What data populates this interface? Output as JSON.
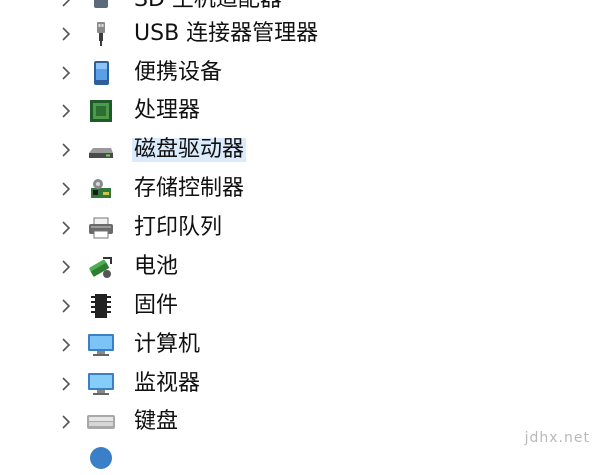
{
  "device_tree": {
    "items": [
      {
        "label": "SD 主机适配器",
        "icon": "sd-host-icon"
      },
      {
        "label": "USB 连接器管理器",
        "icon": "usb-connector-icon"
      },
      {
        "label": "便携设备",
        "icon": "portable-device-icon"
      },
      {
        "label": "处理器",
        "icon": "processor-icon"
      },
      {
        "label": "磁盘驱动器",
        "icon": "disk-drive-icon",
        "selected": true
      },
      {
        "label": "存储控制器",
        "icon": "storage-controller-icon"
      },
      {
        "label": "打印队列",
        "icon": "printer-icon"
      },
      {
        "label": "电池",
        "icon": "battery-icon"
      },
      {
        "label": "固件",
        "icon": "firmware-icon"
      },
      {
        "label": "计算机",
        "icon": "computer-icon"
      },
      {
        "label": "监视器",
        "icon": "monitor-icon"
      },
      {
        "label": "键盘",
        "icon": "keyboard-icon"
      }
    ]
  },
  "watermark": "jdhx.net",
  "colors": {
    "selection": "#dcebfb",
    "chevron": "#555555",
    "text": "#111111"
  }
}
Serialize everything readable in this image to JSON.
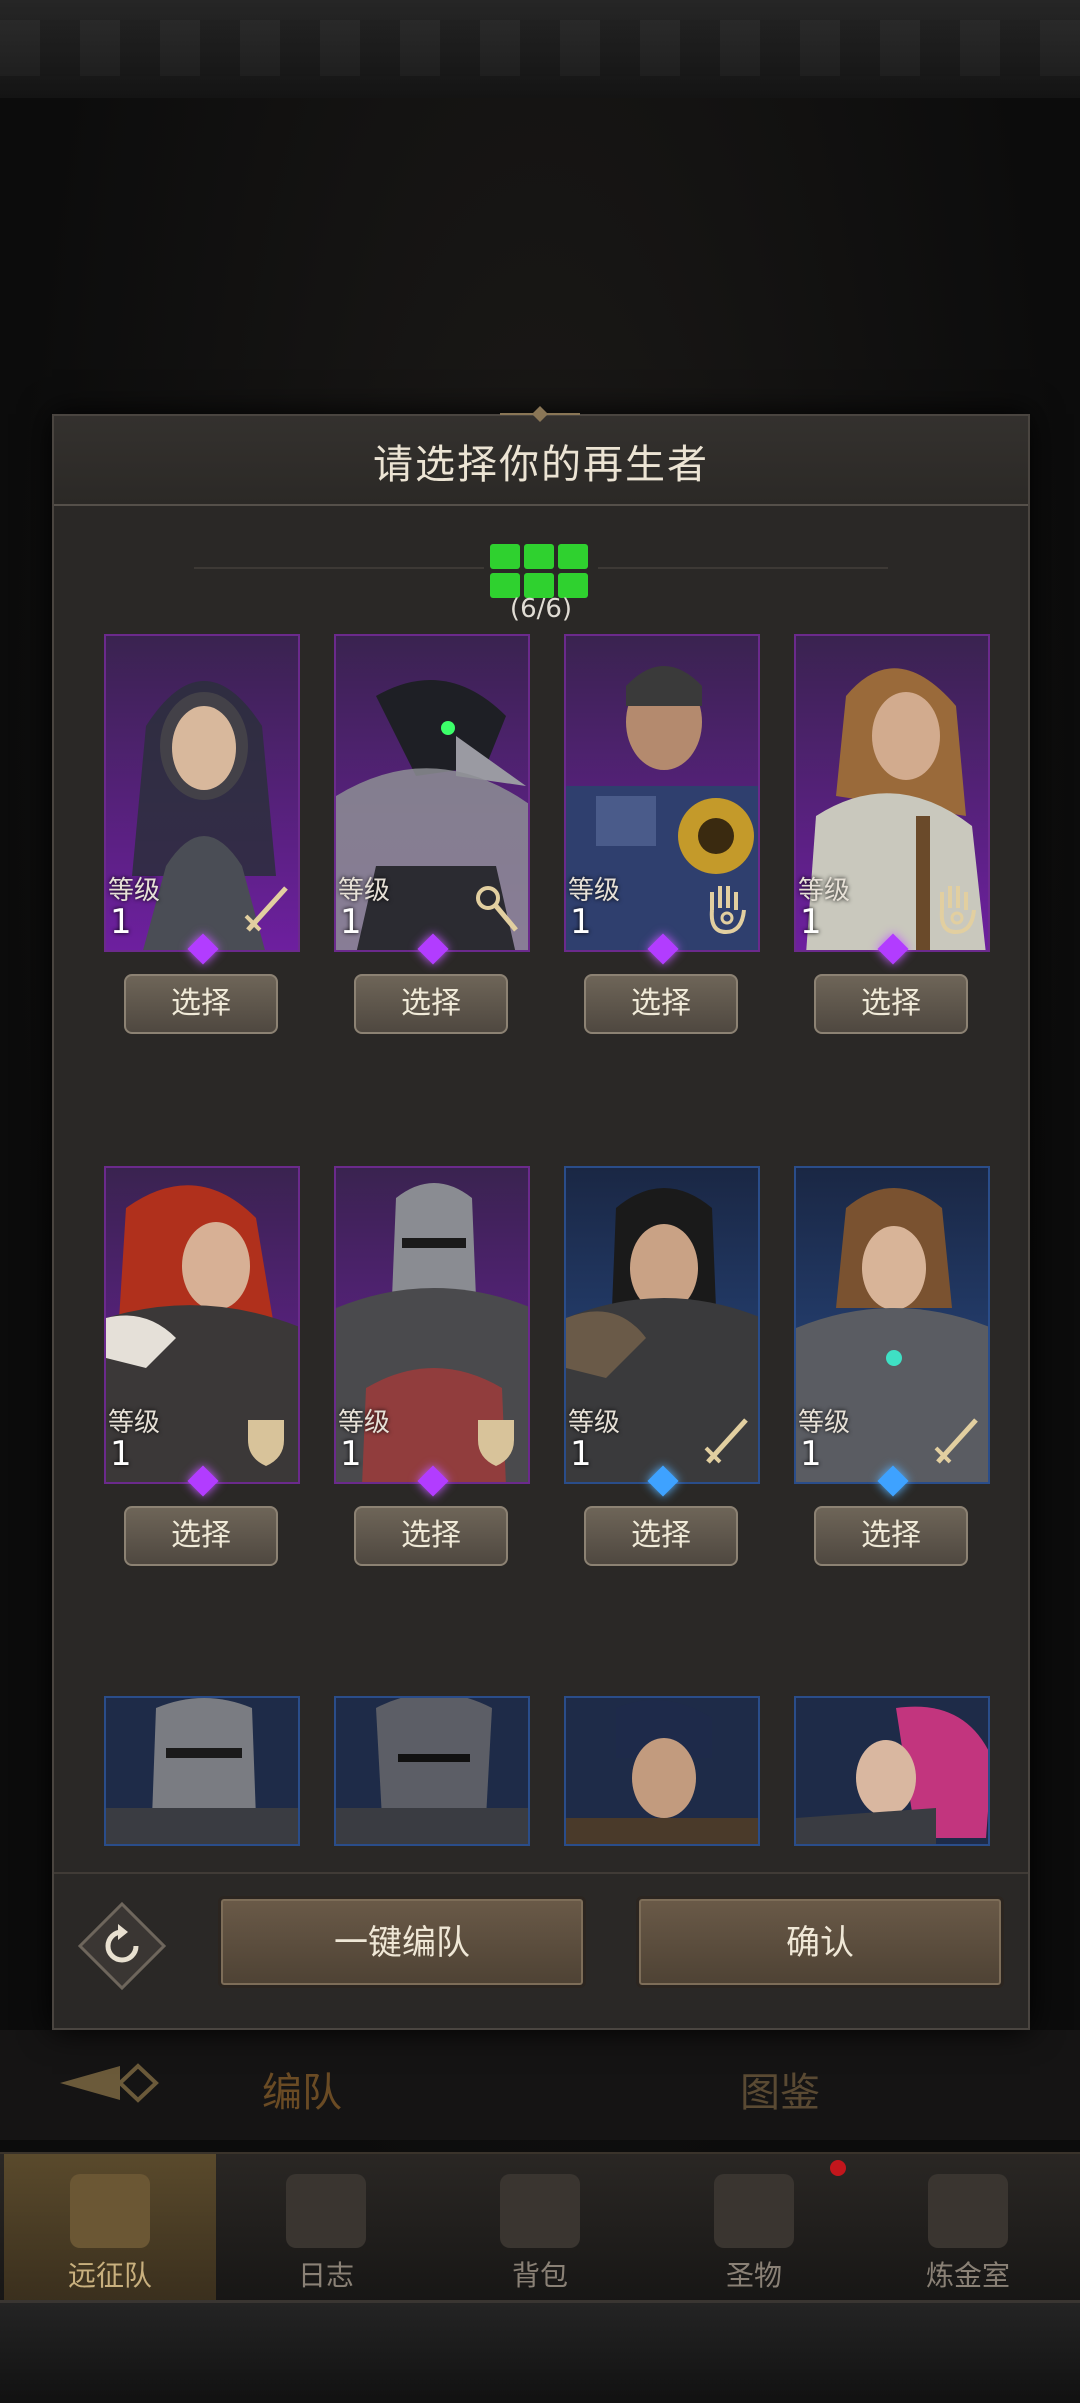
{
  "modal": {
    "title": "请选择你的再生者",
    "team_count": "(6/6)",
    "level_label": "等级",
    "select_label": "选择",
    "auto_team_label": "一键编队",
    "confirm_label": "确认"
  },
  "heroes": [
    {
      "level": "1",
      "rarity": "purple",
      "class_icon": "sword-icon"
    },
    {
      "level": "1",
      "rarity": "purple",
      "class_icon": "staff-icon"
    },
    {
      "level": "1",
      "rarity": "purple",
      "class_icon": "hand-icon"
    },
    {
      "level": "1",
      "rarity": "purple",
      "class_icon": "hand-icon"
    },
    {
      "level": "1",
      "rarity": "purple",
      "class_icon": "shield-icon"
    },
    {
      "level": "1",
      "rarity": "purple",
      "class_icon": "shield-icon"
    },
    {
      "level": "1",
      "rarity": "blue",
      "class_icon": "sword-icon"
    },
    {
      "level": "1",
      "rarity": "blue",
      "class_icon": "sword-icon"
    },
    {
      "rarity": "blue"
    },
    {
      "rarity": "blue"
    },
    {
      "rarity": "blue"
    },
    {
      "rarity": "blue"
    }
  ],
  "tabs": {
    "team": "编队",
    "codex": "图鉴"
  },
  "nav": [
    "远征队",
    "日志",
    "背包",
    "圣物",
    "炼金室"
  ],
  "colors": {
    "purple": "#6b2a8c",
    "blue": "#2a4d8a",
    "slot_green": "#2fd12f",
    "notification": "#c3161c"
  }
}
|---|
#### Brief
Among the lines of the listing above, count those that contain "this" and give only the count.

#### Exercise answer
2